In the pool it’s easy to circle swim, but in open water all of that goes out the window…in a big race, swimming can feel chaotic when there’s hundreds of people swimming around you. If you aren’t careful, you could get kicked in the face, or run into someone. 

To have the best experience, make sure you’re aware of your surroundings and get comfortable having swimmers all around you. If people keep passing you, don’t worry, just keep swimming and let them go around. 

If you need to pass someone, be assertive and make your move! With all the space in open water, you can maneuver around people to make sure your swim is the best it can be. Don’t let yourself get stuck behind someone who is too slow!

In swims that have a set route, some people prefer to stick to the back of the pack or swim off to the side to avoid getting mixed up with other swimmers. Experiment to see what is most comfortable for you. 

Once you’re comfortable swimming in a group, try experimenting with drafting off of other swimmers to reduce resistance and make it easier to swim. To draft, position yourself either directly behind or level with the hip of another swimmer who is a little bit faster than you. Then swim as usual. Most triathlons and open water races allow drafting, and it’s a good skill to have if you plan to compete. 

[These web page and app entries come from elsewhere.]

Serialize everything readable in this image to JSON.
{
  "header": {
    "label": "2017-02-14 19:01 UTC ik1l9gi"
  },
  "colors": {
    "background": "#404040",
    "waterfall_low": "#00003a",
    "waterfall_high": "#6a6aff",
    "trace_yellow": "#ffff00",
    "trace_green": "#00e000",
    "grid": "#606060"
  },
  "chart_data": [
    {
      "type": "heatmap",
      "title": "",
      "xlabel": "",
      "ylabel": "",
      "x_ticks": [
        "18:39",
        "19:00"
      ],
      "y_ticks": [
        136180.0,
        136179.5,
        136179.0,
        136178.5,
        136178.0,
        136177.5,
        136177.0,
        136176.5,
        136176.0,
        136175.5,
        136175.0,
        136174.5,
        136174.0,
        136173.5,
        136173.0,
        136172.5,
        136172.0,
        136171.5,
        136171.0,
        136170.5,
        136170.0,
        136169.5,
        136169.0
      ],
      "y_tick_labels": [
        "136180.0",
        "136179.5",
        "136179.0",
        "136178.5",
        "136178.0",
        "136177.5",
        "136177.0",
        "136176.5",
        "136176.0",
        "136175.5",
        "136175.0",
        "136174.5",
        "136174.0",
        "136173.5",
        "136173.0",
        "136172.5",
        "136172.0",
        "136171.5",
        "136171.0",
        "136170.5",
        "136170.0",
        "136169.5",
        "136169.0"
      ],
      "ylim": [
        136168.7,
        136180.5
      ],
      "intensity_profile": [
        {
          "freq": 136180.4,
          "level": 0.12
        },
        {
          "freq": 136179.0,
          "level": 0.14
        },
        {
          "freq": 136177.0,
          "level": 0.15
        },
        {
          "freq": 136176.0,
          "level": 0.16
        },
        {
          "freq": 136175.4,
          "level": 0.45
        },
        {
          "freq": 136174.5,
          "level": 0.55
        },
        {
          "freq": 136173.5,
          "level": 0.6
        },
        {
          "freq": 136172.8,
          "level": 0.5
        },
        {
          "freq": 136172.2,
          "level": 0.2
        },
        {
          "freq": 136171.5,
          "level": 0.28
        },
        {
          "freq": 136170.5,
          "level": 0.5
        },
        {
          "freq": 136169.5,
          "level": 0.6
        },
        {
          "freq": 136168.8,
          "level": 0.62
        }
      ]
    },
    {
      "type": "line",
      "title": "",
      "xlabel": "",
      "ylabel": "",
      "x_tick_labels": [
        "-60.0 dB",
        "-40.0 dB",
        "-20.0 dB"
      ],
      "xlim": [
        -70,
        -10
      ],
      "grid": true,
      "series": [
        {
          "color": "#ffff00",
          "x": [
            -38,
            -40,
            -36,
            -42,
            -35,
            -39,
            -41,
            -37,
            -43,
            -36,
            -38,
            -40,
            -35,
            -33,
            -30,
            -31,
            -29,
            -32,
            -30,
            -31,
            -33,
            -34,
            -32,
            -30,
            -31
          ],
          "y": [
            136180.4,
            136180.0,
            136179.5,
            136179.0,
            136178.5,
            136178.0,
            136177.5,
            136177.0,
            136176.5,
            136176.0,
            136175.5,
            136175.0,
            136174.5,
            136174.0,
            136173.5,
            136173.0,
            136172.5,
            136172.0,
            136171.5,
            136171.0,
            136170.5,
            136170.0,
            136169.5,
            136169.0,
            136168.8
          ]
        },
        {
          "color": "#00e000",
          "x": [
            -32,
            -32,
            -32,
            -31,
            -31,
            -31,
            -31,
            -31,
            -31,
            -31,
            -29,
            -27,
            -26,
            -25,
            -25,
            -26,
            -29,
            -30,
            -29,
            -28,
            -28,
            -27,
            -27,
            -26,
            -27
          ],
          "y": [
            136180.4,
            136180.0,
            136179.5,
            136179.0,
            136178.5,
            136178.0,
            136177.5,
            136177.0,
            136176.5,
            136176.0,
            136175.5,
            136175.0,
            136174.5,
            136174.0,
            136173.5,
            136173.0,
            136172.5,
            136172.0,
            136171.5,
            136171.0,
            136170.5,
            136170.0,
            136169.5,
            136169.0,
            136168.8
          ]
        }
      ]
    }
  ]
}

Just make sure the person you choose to draft off of is going the right way…the last thing you want is for someone to take you totally off course!

9 – Relax 🙂

If swimming in a group stresses you out, try tip number nine…RELAX!

Open water swimming can be overwhelming for a variety of reasons.

Whether you’re caught in a crazy group, or you start to panic thinking about the creatures swimming the deep water below you, find a way to relax and return to your swim. 

It might be helpful to grab onto your safety buoy and take a few deep breaths to calm yourself down. 

Or you can try counting your strokes to get your mind off of what’s bothering you. Just take it 10 strokes at a time! 

Listen to your body and if it’s time to get out, honor that. There’s always next time! 

Related: How to Get Comfortable Swimming in Open Water >

10 – Build Endurance So You Have More Fun!

Tip number 10 is all about training. To excel in open water swimming, you need good endurance. 

If you’re training for a specific open water race, I recommend starting an open water-focused training plan that will help you build endurance and speed for race day. Check out the MySwimPro app to get a personalized plan for open water races, ranging from 1,500 meters all the way to a 10k! 

Commit to swimming three to four times a week to see the best results.

And while it’s helpful to swim in open water when you can during training, you can absolutely train for open water races in a pool. You can practice sighting and bilateral breathing and add in longer sets that help you build endurance.